The Slatest

Maryland Gov. to Commute State’s Last Remaining Death Row Inmates’ Sentences

A prison guard escorts a detainee at the Adelanto Detention Facility in California.  

Photo by John Moore/Getty Images

Maryland Gov. Martin O’Malley said on Wednesday he would commute the sentences of the last four remaining death row prisoners in the state. O’Malley, who is weeks from the end of his second and final term as the state’s governor, will reduce the death sentences to life without parole.

“In my judgment, leaving these death sentences in place does not serve the public good of the people of Maryland — present or future,” O’Malley said in a statement. “Gubernatorial inaction — at this point in the legal process — would, in my judgment, needlessly and callously subject survivors, and the people of Maryland, to the ordeal of an endless appeals process, with unpredictable twists and turns, and without any hope of finality or closure.”
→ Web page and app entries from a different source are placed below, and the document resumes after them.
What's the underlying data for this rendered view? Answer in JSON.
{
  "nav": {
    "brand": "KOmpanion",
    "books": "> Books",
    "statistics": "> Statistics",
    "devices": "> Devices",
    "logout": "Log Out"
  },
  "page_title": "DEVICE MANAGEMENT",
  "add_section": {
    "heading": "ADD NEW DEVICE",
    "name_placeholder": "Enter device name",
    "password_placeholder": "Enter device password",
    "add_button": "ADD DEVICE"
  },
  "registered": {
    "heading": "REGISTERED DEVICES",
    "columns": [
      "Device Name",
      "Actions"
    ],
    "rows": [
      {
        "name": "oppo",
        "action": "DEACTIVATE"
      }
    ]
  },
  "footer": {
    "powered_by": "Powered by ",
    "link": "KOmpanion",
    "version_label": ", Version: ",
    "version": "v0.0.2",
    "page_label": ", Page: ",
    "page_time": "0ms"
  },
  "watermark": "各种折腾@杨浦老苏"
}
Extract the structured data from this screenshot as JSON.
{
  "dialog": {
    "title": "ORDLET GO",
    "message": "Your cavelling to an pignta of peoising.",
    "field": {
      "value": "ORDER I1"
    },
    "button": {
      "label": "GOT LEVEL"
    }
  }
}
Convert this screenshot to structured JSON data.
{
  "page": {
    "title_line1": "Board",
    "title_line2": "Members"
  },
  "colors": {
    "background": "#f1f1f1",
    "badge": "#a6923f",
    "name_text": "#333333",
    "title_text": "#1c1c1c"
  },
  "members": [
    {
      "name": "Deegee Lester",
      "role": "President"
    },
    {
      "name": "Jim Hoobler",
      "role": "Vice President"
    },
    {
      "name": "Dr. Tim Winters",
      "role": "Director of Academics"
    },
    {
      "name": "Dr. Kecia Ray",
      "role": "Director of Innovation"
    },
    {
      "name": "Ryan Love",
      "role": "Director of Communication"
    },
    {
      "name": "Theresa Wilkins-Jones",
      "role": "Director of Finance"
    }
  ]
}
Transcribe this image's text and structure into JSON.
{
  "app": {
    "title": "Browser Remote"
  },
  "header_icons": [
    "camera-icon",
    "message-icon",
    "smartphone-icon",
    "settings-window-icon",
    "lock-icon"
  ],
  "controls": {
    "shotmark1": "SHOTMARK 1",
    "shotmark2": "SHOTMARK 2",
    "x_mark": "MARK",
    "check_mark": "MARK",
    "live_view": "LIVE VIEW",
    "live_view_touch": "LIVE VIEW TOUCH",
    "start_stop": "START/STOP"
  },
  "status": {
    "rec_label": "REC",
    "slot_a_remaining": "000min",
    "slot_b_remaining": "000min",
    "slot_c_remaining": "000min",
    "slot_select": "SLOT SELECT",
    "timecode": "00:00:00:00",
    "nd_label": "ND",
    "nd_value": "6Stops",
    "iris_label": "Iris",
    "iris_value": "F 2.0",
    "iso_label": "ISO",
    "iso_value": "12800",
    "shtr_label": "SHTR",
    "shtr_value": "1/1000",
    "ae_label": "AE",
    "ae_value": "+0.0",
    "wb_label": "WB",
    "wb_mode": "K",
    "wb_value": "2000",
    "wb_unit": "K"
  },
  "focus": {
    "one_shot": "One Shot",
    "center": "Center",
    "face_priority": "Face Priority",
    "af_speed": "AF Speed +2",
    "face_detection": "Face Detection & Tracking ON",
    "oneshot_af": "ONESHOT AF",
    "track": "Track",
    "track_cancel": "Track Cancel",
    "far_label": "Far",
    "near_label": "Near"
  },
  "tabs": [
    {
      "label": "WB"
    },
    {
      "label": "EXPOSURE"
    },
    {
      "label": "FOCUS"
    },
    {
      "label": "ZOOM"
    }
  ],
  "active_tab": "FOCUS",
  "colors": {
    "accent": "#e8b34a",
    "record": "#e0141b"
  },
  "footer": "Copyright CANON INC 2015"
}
The move means Maryland will no longer have any prisoners on death row. Maryland last executed an inmate in 2005. The state outlawed the death penalty nearly two years ago, but the repeal of capital punishment did not apply to prisoners already sentenced to death.